Pediatricians have issued a warning for parents: don’t microwave your kids‘ food in plastic. Doctors say chemicals in the plastic pose health risks to children.
The American Academy of Pediatrics say – in a statement published online – “that growing evidence that some chemicals found in food colorings, preservatives, and packaging materials may harm children’s health.”
The Academy says parents should take steps to minimize a child’s exposure to these chemicals, by buying minimally processed foods, and prioritizing vegetables and fruits in their diets.
The report also warns parents to avoid microwaving kids’ foods in plastic, or putting plastics – including baby bottles – in the dishwasher. The microwave or dishwasher can cause chemicals to leach out into kids’ foods.
Since heat can cause plastics to leak BPA and phthalates into food, avoid microwaving food or beverages (including infant formula and pumped human milk) in plastic when possible. Also try to avoid putting plastics in the dishwasher. Parents should use alternatives to plastic, such as glass or stainless steel, when possible.
Avoid plastics with recycling codes 3 (phthalates), 6 (styrene), and 7 (bisphenols) unless they are labeled as “biobased” or “greenware.”
Some additives are put directly in foods, while “indirect” additives may include chemicals from plastic, glues, dyes, paper, cardboard, and different types of coatings used for processing and packaging. The additives of most concern, based on rising research evidence cited in the report, include:
- Bisphenols, such as BPA, used to harden plastic containers and line metal cans, can act like estrogen in the body and potentially change the timing of puberty, decrease fertility, increase body fat, and affect the nervous and immune systems. BPA is now banned in baby bottles and sippy cups.
- Phthalates, which makes plastic and vinyl tubes used in industrial food production flexible, may affect male genital development, increase childhood obesity, and contribute to cardiovascular disease. In 2017, the Consumer Product Safety Commission banned the use of some phthalates in child-care products such as teething rings.
- Perfluoroalkyl chemicals (PFCs), used in grease-proof paper and cardboard food packaging, may reduce immunity, birth weight, and fertility. Research also shows PFCs may affect the thyroid system, key to metabolism, digestion, muscle control, brain development, and bone strength.
- Perchlorate, added to some dry food packaging to control static electricity, is known to disrupt thyroid function, early life brain development and growth.
- Artificial food colors, common in children’s food products, may be associated with worsened attention-deficit/hyperactivity disorder (ADHD) symptoms. Studies cited in the report found a significant number of children who cut synthetic food colorings from their diets showed decreased ADHD symptoms.
- Nitrates/nitrites are used to preserve food and enhance color, especially in cured and processed meats. These chemicals can interfere with thyroid hormone production and the blood’s ability to deliver oxygen in the body.

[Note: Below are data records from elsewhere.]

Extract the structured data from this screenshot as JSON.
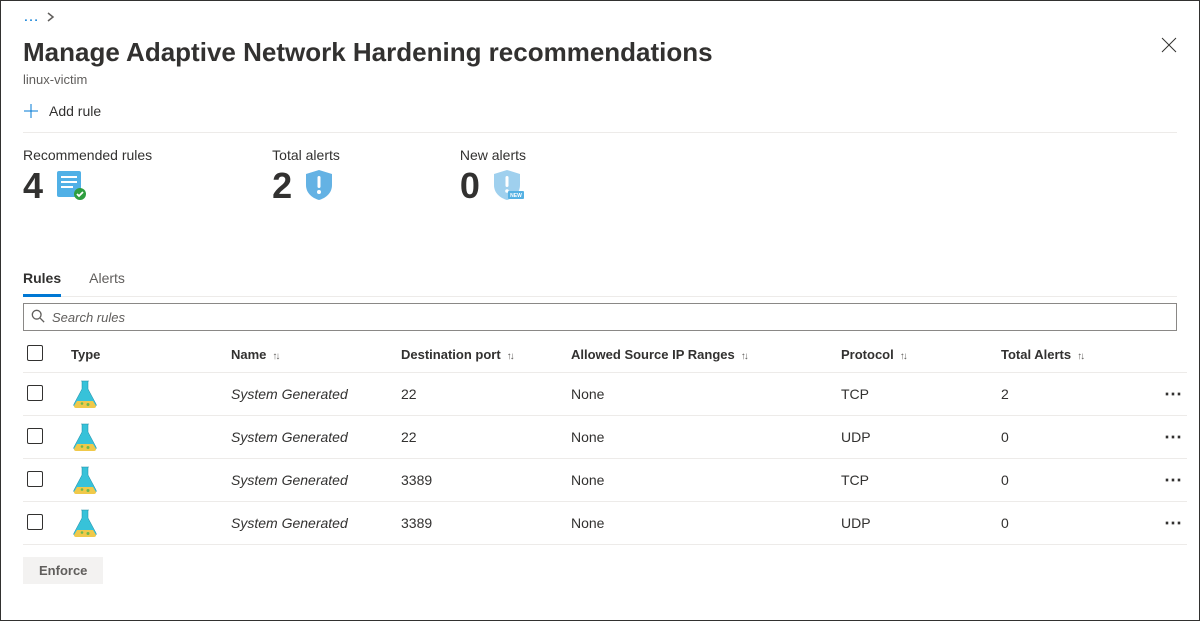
{
  "page_title": "Manage Adaptive Network Hardening recommendations",
  "resource_name": "linux-victim",
  "add_rule_label": "Add rule",
  "stats": {
    "recommended_rules_label": "Recommended rules",
    "recommended_rules_value": "4",
    "total_alerts_label": "Total alerts",
    "total_alerts_value": "2",
    "new_alerts_label": "New alerts",
    "new_alerts_value": "0"
  },
  "tabs": {
    "rules": "Rules",
    "alerts": "Alerts",
    "active": "rules"
  },
  "search": {
    "placeholder": "Search rules"
  },
  "columns": {
    "type": "Type",
    "name": "Name",
    "dest_port": "Destination port",
    "allowed_src": "Allowed Source IP Ranges",
    "protocol": "Protocol",
    "total_alerts": "Total Alerts"
  },
  "rows": [
    {
      "name": "System Generated",
      "port": "22",
      "src": "None",
      "protocol": "TCP",
      "alerts": "2"
    },
    {
      "name": "System Generated",
      "port": "22",
      "src": "None",
      "protocol": "UDP",
      "alerts": "0"
    },
    {
      "name": "System Generated",
      "port": "3389",
      "src": "None",
      "protocol": "TCP",
      "alerts": "0"
    },
    {
      "name": "System Generated",
      "port": "3389",
      "src": "None",
      "protocol": "UDP",
      "alerts": "0"
    }
  ],
  "enforce_label": "Enforce"
}
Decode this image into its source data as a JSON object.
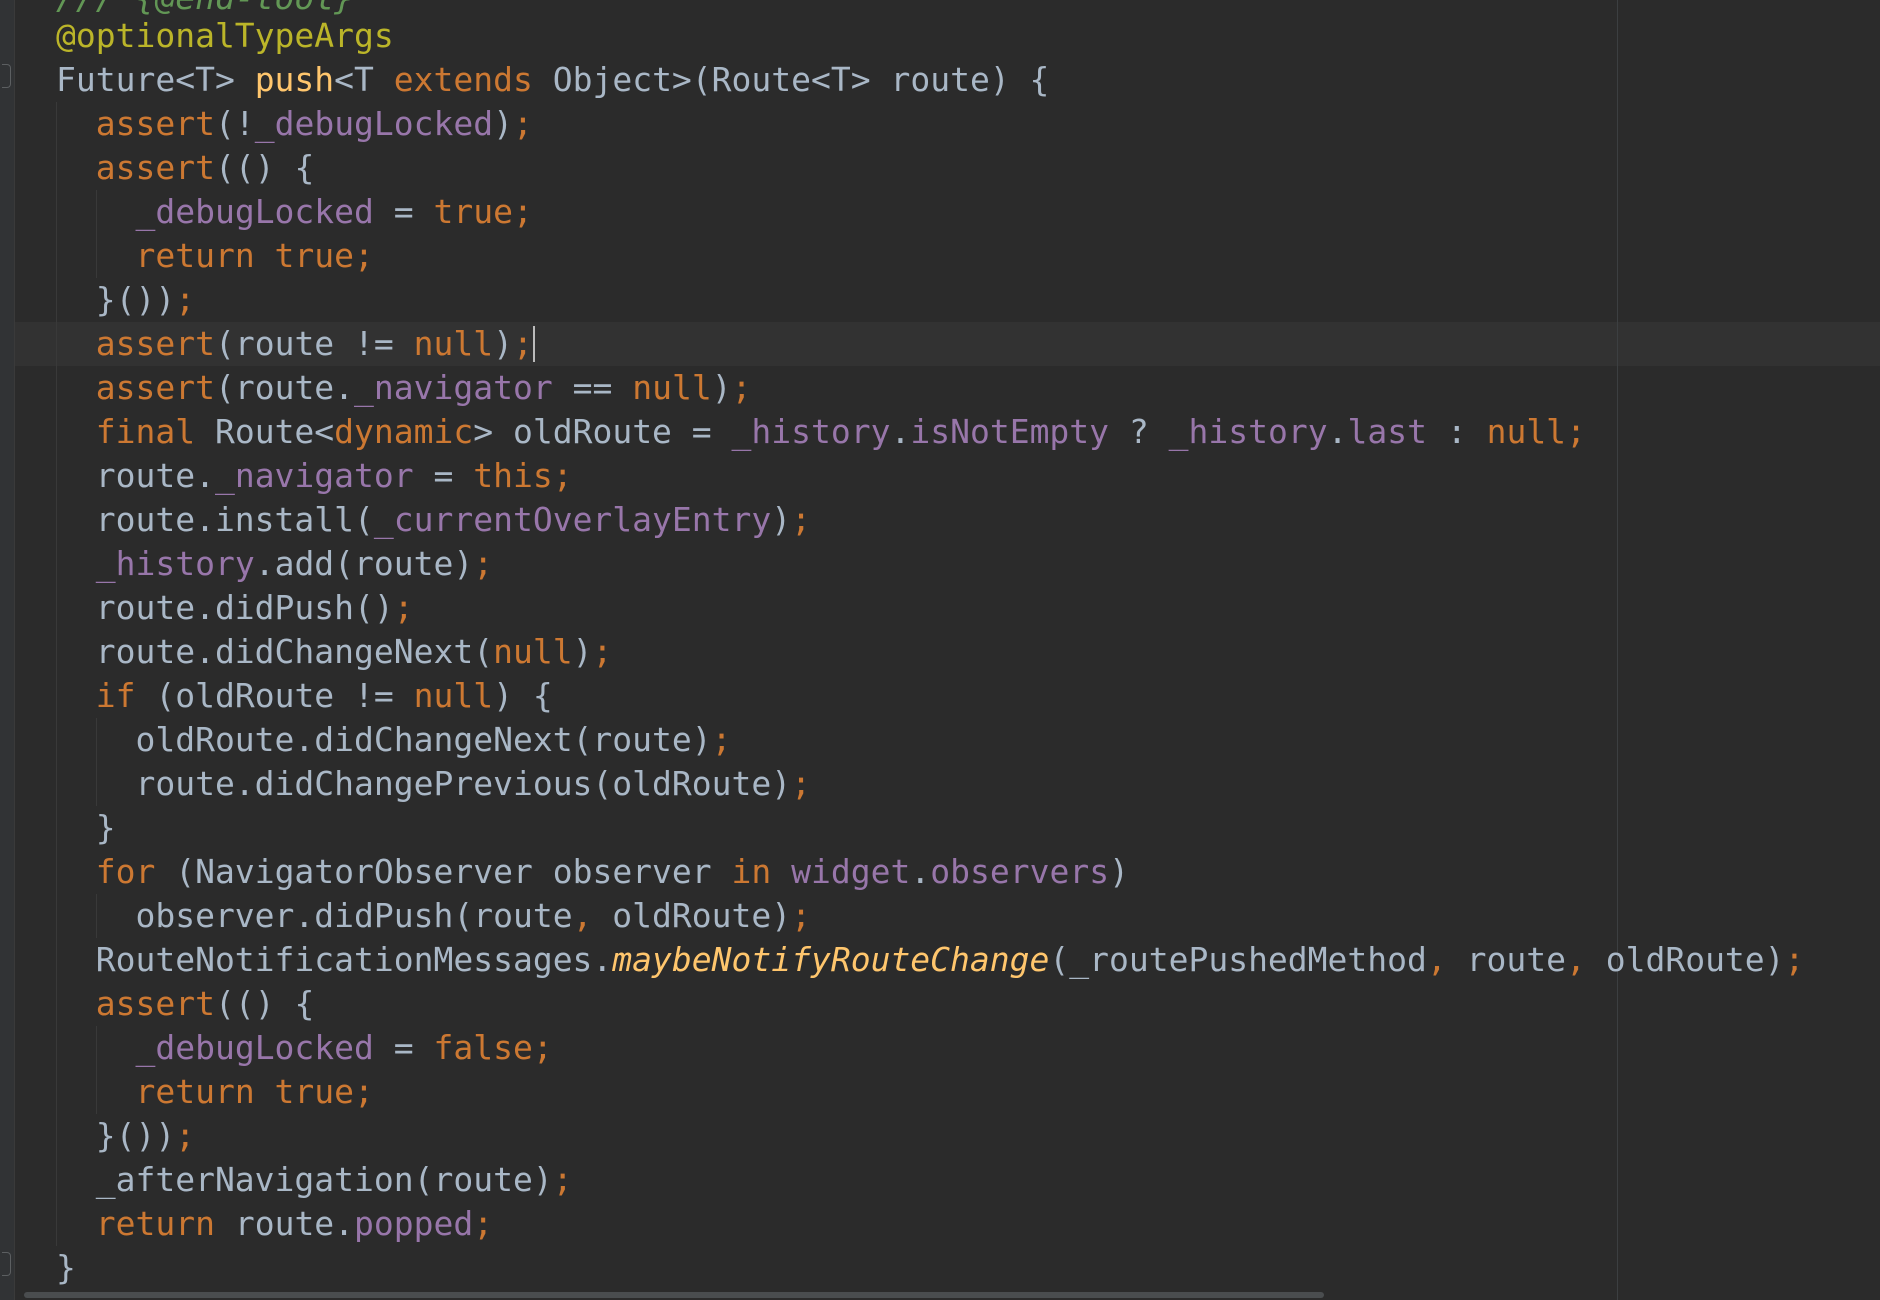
{
  "editor": {
    "language": "dart",
    "cursor_line": 8,
    "top_fragment": "/// {@end-tool}",
    "lines": [
      [
        [
          "@optionalTypeArgs",
          "ann"
        ]
      ],
      [
        [
          "Future<T> ",
          ""
        ],
        [
          "push",
          "fn"
        ],
        [
          "<T ",
          ""
        ],
        [
          "extends",
          "kw"
        ],
        [
          " Object>(Route<T> route) {",
          ""
        ]
      ],
      [
        [
          "  ",
          ""
        ],
        [
          "assert",
          "kw"
        ],
        [
          "(!",
          ""
        ],
        [
          "_debugLocked",
          "fld"
        ],
        [
          ")",
          ""
        ],
        [
          ";",
          "kw"
        ]
      ],
      [
        [
          "  ",
          ""
        ],
        [
          "assert",
          "kw"
        ],
        [
          "(() {",
          ""
        ]
      ],
      [
        [
          "    ",
          ""
        ],
        [
          "_debugLocked",
          "fld"
        ],
        [
          " = ",
          ""
        ],
        [
          "true",
          "kw"
        ],
        [
          ";",
          "kw"
        ]
      ],
      [
        [
          "    ",
          ""
        ],
        [
          "return true",
          "kw"
        ],
        [
          ";",
          "kw"
        ]
      ],
      [
        [
          "  }())",
          ""
        ],
        [
          ";",
          "kw"
        ]
      ],
      [
        [
          "  ",
          ""
        ],
        [
          "assert",
          "kw"
        ],
        [
          "(route != ",
          ""
        ],
        [
          "null",
          "kw"
        ],
        [
          ")",
          ""
        ],
        [
          ";",
          "kw"
        ]
      ],
      [
        [
          "  ",
          ""
        ],
        [
          "assert",
          "kw"
        ],
        [
          "(route.",
          ""
        ],
        [
          "_navigator",
          "fld"
        ],
        [
          " == ",
          ""
        ],
        [
          "null",
          "kw"
        ],
        [
          ")",
          ""
        ],
        [
          ";",
          "kw"
        ]
      ],
      [
        [
          "  ",
          ""
        ],
        [
          "final",
          "kw"
        ],
        [
          " Route<",
          ""
        ],
        [
          "dynamic",
          "kw"
        ],
        [
          "> oldRoute = ",
          ""
        ],
        [
          "_history",
          "fld"
        ],
        [
          ".",
          ""
        ],
        [
          "isNotEmpty",
          "fld"
        ],
        [
          " ? ",
          ""
        ],
        [
          "_history",
          "fld"
        ],
        [
          ".",
          ""
        ],
        [
          "last",
          "fld"
        ],
        [
          " : ",
          ""
        ],
        [
          "null",
          "kw"
        ],
        [
          ";",
          "kw"
        ]
      ],
      [
        [
          "  route.",
          ""
        ],
        [
          "_navigator",
          "fld"
        ],
        [
          " = ",
          ""
        ],
        [
          "this",
          "kw"
        ],
        [
          ";",
          "kw"
        ]
      ],
      [
        [
          "  route.install(",
          ""
        ],
        [
          "_currentOverlayEntry",
          "fld"
        ],
        [
          ")",
          ""
        ],
        [
          ";",
          "kw"
        ]
      ],
      [
        [
          "  ",
          ""
        ],
        [
          "_history",
          "fld"
        ],
        [
          ".add(route)",
          ""
        ],
        [
          ";",
          "kw"
        ]
      ],
      [
        [
          "  route.didPush()",
          ""
        ],
        [
          ";",
          "kw"
        ]
      ],
      [
        [
          "  route.didChangeNext(",
          ""
        ],
        [
          "null",
          "kw"
        ],
        [
          ")",
          ""
        ],
        [
          ";",
          "kw"
        ]
      ],
      [
        [
          "  ",
          ""
        ],
        [
          "if",
          "kw"
        ],
        [
          " (oldRoute != ",
          ""
        ],
        [
          "null",
          "kw"
        ],
        [
          ") {",
          ""
        ]
      ],
      [
        [
          "    oldRoute.didChangeNext(route)",
          ""
        ],
        [
          ";",
          "kw"
        ]
      ],
      [
        [
          "    route.didChangePrevious(oldRoute)",
          ""
        ],
        [
          ";",
          "kw"
        ]
      ],
      [
        [
          "  }",
          ""
        ]
      ],
      [
        [
          "  ",
          ""
        ],
        [
          "for",
          "kw"
        ],
        [
          " (NavigatorObserver observer ",
          ""
        ],
        [
          "in",
          "kw"
        ],
        [
          " ",
          ""
        ],
        [
          "widget",
          "fld"
        ],
        [
          ".",
          ""
        ],
        [
          "observers",
          "fld"
        ],
        [
          ")",
          ""
        ]
      ],
      [
        [
          "    observer.didPush(route",
          ""
        ],
        [
          ",",
          "kw"
        ],
        [
          " oldRoute)",
          ""
        ],
        [
          ";",
          "kw"
        ]
      ],
      [
        [
          "  RouteNotificationMessages.",
          ""
        ],
        [
          "maybeNotifyRouteChange",
          "ital"
        ],
        [
          "(_routePushedMethod",
          ""
        ],
        [
          ",",
          "kw"
        ],
        [
          " route",
          ""
        ],
        [
          ",",
          "kw"
        ],
        [
          " oldRoute)",
          ""
        ],
        [
          ";",
          "kw"
        ]
      ],
      [
        [
          "  ",
          ""
        ],
        [
          "assert",
          "kw"
        ],
        [
          "(() {",
          ""
        ]
      ],
      [
        [
          "    ",
          ""
        ],
        [
          "_debugLocked",
          "fld"
        ],
        [
          " = ",
          ""
        ],
        [
          "false",
          "kw"
        ],
        [
          ";",
          "kw"
        ]
      ],
      [
        [
          "    ",
          ""
        ],
        [
          "return true",
          "kw"
        ],
        [
          ";",
          "kw"
        ]
      ],
      [
        [
          "  }())",
          ""
        ],
        [
          ";",
          "kw"
        ]
      ],
      [
        [
          "  _afterNavigation(route)",
          ""
        ],
        [
          ";",
          "kw"
        ]
      ],
      [
        [
          "  ",
          ""
        ],
        [
          "return",
          "kw"
        ],
        [
          " route.",
          ""
        ],
        [
          "popped",
          "fld"
        ],
        [
          ";",
          "kw"
        ]
      ],
      [
        [
          "}",
          ""
        ]
      ]
    ]
  }
}
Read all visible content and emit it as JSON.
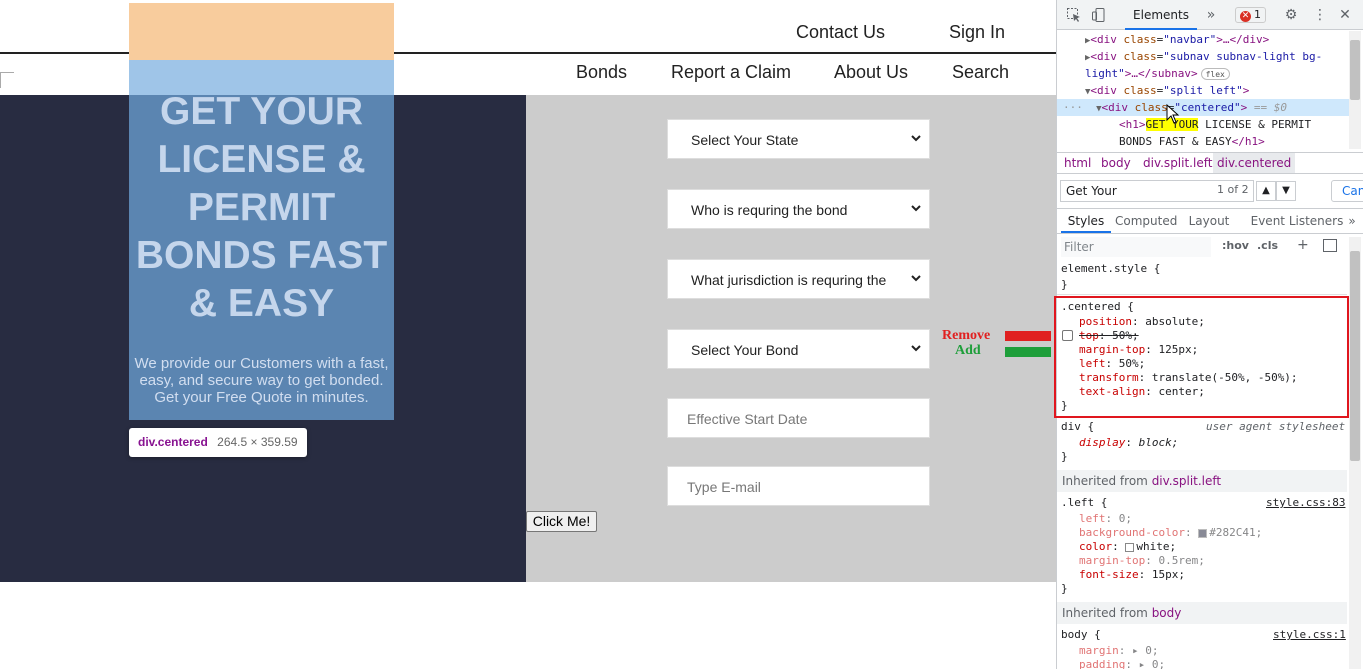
{
  "site": {
    "topnav": {
      "contact": "Contact Us",
      "signin": "Sign In"
    },
    "subnav": {
      "bonds": "Bonds",
      "claim": "Report a Claim",
      "about": "About Us",
      "search": "Search"
    },
    "hero": {
      "title": "GET YOUR LICENSE & PERMIT BONDS FAST & EASY",
      "text": "We provide our Customers with a fast, easy, and secure way to get bonded. Get your Free Quote in minutes."
    },
    "tooltip": {
      "name": "div.centered",
      "size": "264.5 × 359.59"
    },
    "form": {
      "state": "Select Your State",
      "who": "Who is requring the bond",
      "jurisdiction": "What jurisdiction is requring the bond",
      "bond": "Select Your Bond",
      "start_date_placeholder": "Effective Start Date",
      "email_placeholder": "Type E-mail",
      "button": "Click Me!"
    },
    "legend": {
      "remove": "Remove",
      "add": "Add"
    },
    "colors": {
      "left_bg": "#282C41",
      "right_bg": "#cccccc",
      "remove": "#e02020",
      "add": "#1e9e3a"
    }
  },
  "devtools": {
    "tab_elements": "Elements",
    "error_count": "1",
    "dom": {
      "l1_tag": "div",
      "l1_attr": "class",
      "l1_val": "\"navbar\"",
      "l1_rest": ">…</",
      "l2_attr": "class",
      "l2_val": "\"subnav subnav-light bg-",
      "l2_val2": "light\"",
      "l2_rest": ">…</",
      "flex": "flex",
      "l3_val": "\"split left\"",
      "l4_val": "\"centered\"",
      "l4_eq": "== $0",
      "l5_hl": "GET YOUR",
      "l5_rest": " LICENSE & PERMIT",
      "l6_text": "BONDS FAST & EASY",
      "tag_div": "div",
      "tag_h1": "h1",
      "attr_class": "class"
    },
    "breadcrumbs": [
      "html",
      "body",
      "div.split.left",
      "div.centered"
    ],
    "search": {
      "value": "Get Your",
      "count": "1 of 2",
      "cancel": "Cancel"
    },
    "style_tabs": [
      "Styles",
      "Computed",
      "Layout",
      "Event Listeners"
    ],
    "filter": {
      "placeholder": "Filter",
      "hov": ":hov",
      "cls": ".cls"
    },
    "rules": {
      "element_style": "element.style {",
      "close": "}",
      "centered_sel": ".centered {",
      "centered_props": [
        {
          "name": "position",
          "value": "absolute;"
        },
        {
          "name": "top",
          "value": "50%;"
        },
        {
          "name": "margin-top",
          "value": "125px;"
        },
        {
          "name": "left",
          "value": "50%;"
        },
        {
          "name": "transform",
          "value": "translate(-50%, -50%);"
        },
        {
          "name": "text-align",
          "value": "center;"
        }
      ],
      "div_sel": "div {",
      "div_ua": "user agent stylesheet",
      "div_prop": {
        "name": "display",
        "value": "block;"
      },
      "inherited_label": "Inherited from",
      "inherited_left_ref": "div.split.left",
      "left_sel": ".left {",
      "left_source": "style.css:83",
      "left_props": [
        {
          "name": "left",
          "value": "0;"
        },
        {
          "name": "background-color",
          "value": "#282C41;"
        },
        {
          "name": "color",
          "value": "white;"
        },
        {
          "name": "margin-top",
          "value": "0.5rem;"
        },
        {
          "name": "font-size",
          "value": "15px;"
        }
      ],
      "inherited_body_ref": "body",
      "body_sel": "body {",
      "body_source": "style.css:1",
      "body_props": [
        {
          "name": "margin",
          "value": "0;"
        },
        {
          "name": "padding",
          "value": "0;"
        }
      ]
    }
  }
}
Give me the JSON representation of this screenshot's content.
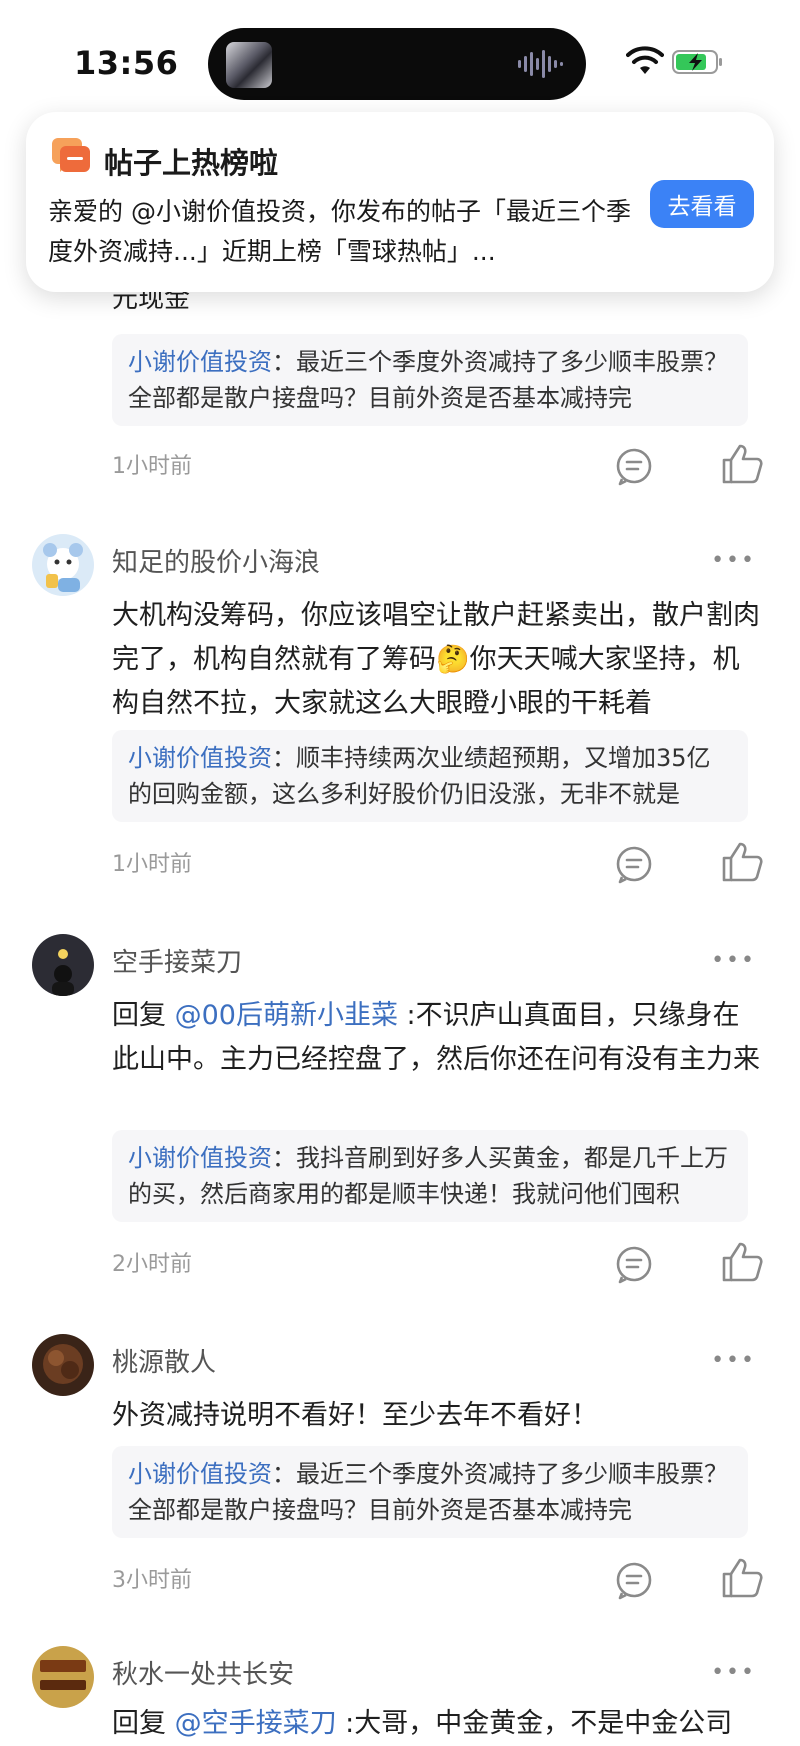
{
  "status_bar": {
    "time": "13:56"
  },
  "notification": {
    "title": "帖子上热榜啦",
    "body": "亲爱的 @小谢价值投资，你发布的帖子「最近三个季度外资减持...」近期上榜「雪球热帖」...",
    "button_label": "去看看"
  },
  "partial_text": "元现金",
  "comments": [
    {
      "quote_user": "小谢价值投资",
      "quote_text": "最近三个季度外资减持了多少顺丰股票？全部都是散户接盘吗？目前外资是否基本减持完",
      "time": "1小时前"
    },
    {
      "author": "知足的股价小海浪",
      "text_part1": "大机构没筹码，你应该唱空让散户赶紧卖出，散户割肉完了，机构自然就有了筹码",
      "emoji": "🤔",
      "text_part2": "你天天喊大家坚持，机构自然不拉，大家就这么大眼瞪小眼的干耗着",
      "quote_user": "小谢价值投资",
      "quote_text": "顺丰持续两次业绩超预期，又增加35亿的回购金额，这么多利好股价仍旧没涨，无非不就是",
      "time": "1小时前"
    },
    {
      "author": "空手接菜刀",
      "reply_prefix": "回复 ",
      "reply_to": "@00后萌新小韭菜",
      "text": " :不识庐山真面目，只缘身在此山中。主力已经控盘了，然后你还在问有没有主力来",
      "quote_user": "小谢价值投资",
      "quote_text": "我抖音刷到好多人买黄金，都是几千上万的买，然后商家用的都是顺丰快递！我就问他们囤积",
      "time": "2小时前"
    },
    {
      "author": "桃源散人",
      "text": "外资减持说明不看好！至少去年不看好！",
      "quote_user": "小谢价值投资",
      "quote_text": "最近三个季度外资减持了多少顺丰股票？全部都是散户接盘吗？目前外资是否基本减持完",
      "time": "3小时前"
    },
    {
      "author": "秋水一处共长安",
      "reply_prefix": "回复 ",
      "reply_to": "@空手接菜刀",
      "text": " :大哥，中金黄金，不是中金公司"
    }
  ],
  "more_label": "•••",
  "colon": "："
}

Nitrates and nitrites also have been linked with gastrointestinal and nervous system cancers.
Potentially harmful effects of food additives are of special concern for children, according to the AAP. Children are more sensitive to chemical exposures because they eat and drink more, relative to body weight, than adults do, and are still growing and developing.
Some of the AAP’s recommendations may require congressional action. For example, the FDA currently lacks the authority it needs to review existing data on additives already on the market, or to re-test their safety for people to eat. In meantime, the AAP recommends safe and simple steps families can take to limit exposures to the chemicals of greatest concern. These include:
- Buy and serve more fresh or frozen fruits and vegetables, and fewer processed meats–especially during pregnancy.
- Since heat can cause plastics to leak BPA and phthalates into food, avoid microwaving food or beverages (including infant formula and pumped human milk) in plastic when possible. Also try to avoid putting plastics in the dishwasher.
- Use alternatives to plastic, such as glass or stainless steel, when possible.
- Avoid plastics with recycling codes 3 (phthalates), 6 (styrene), and 7 (bisphenols) unless they are labeled as “biobased” or “greenware.”
- Wash hands thoroughly before and after touching food and clean all fruits and vegetables that cannot be peeled.
“There is an urgent need for decision makers to fix this issue,” Dr. Trasande said, “starting by rolling back the presumption of safety for chemicals added to foods.”